But I went to explore what theological education would involve. I went to an open house day at Knox College in Toronto. I met the faculty, other students, and heard about the program and courses I might take. At the closing worship that day, we sang this short song from the Iona Community in Scotland:

“Take, O take me as I am;
Summon out what I shall be;
Set your seal upon my heart
and live in me.”

And that’s when I knew that God was calling me to act now. Whether I felt ready or not, it was time to go, and God would go with me.

I hate to spend so much time telling you about my particular experience of call, because God’s call is not only to ordained ministry. God’s call is not only to prophets and teachers and leaders. God calls each and every one of us. God calls us to love God and our neighbours. God calls us to offer our lives to God’s purposes — sometimes in small ways like helping a neighbour, listening to a friend, caring for a relative, or making an offering for some good project. God calls us to big things too — things like mission work, things like full-time ministry, things like dedicating our whole lives and all that we are to serving and following the way of Jesus.

And God keeps calling us over and over to new and exciting challenges. God keeps speaking to us through the words of the prophets, through the voice of Jesus, through the nudging of the Spirit, and through the voices and responses and affirmations of the Christian community.

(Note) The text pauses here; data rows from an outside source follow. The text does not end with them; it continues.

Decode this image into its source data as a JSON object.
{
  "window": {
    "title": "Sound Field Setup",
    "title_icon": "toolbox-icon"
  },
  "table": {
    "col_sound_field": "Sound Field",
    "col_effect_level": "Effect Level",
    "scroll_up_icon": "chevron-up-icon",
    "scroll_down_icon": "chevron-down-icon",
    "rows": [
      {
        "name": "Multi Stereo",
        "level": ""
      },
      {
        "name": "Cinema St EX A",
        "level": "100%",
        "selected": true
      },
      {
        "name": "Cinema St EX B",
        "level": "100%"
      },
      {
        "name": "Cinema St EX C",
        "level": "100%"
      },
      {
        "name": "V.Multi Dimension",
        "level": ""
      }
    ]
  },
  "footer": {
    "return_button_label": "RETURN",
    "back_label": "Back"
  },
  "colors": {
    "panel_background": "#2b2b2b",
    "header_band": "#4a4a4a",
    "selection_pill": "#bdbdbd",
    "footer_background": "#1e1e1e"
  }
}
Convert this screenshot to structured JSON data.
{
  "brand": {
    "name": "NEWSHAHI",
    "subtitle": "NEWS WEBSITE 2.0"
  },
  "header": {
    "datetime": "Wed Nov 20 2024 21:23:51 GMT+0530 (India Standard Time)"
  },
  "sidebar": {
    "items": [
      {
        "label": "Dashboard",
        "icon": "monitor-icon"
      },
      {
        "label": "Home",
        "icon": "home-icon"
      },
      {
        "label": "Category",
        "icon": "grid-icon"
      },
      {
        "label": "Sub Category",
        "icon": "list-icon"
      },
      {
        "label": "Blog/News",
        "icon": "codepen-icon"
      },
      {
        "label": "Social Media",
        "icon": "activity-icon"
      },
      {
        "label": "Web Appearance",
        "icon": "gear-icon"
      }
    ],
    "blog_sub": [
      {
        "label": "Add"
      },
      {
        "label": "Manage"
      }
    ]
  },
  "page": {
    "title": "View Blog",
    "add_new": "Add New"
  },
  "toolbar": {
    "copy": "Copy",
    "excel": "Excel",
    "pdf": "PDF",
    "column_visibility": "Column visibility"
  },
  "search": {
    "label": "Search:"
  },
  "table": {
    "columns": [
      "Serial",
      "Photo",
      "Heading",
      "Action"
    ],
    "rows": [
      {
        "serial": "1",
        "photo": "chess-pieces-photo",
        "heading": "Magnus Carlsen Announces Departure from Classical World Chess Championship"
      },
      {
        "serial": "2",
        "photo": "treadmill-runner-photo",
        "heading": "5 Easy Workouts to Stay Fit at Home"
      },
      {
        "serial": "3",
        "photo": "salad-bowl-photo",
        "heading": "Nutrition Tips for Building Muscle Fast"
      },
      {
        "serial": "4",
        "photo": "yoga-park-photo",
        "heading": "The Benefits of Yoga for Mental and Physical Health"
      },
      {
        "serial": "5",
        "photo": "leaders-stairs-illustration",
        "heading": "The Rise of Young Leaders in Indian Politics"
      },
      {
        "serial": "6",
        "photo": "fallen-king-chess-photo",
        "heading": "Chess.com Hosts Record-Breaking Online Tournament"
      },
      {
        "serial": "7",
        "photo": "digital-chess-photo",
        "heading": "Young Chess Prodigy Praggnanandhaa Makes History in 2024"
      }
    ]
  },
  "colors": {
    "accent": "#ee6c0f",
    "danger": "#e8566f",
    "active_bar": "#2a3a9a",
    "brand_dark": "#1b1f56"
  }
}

Next week, as we welcome our new team minister, Gwen, who has been called by God to minister among us… and as we begin a new year of ministry together… May we open our eyes, and our ears, and our hearts to listen for God’s voice, and to hear God’s call again. And may we respond with joy, with courage, and with hope for all that God will accomplish through us. Amen.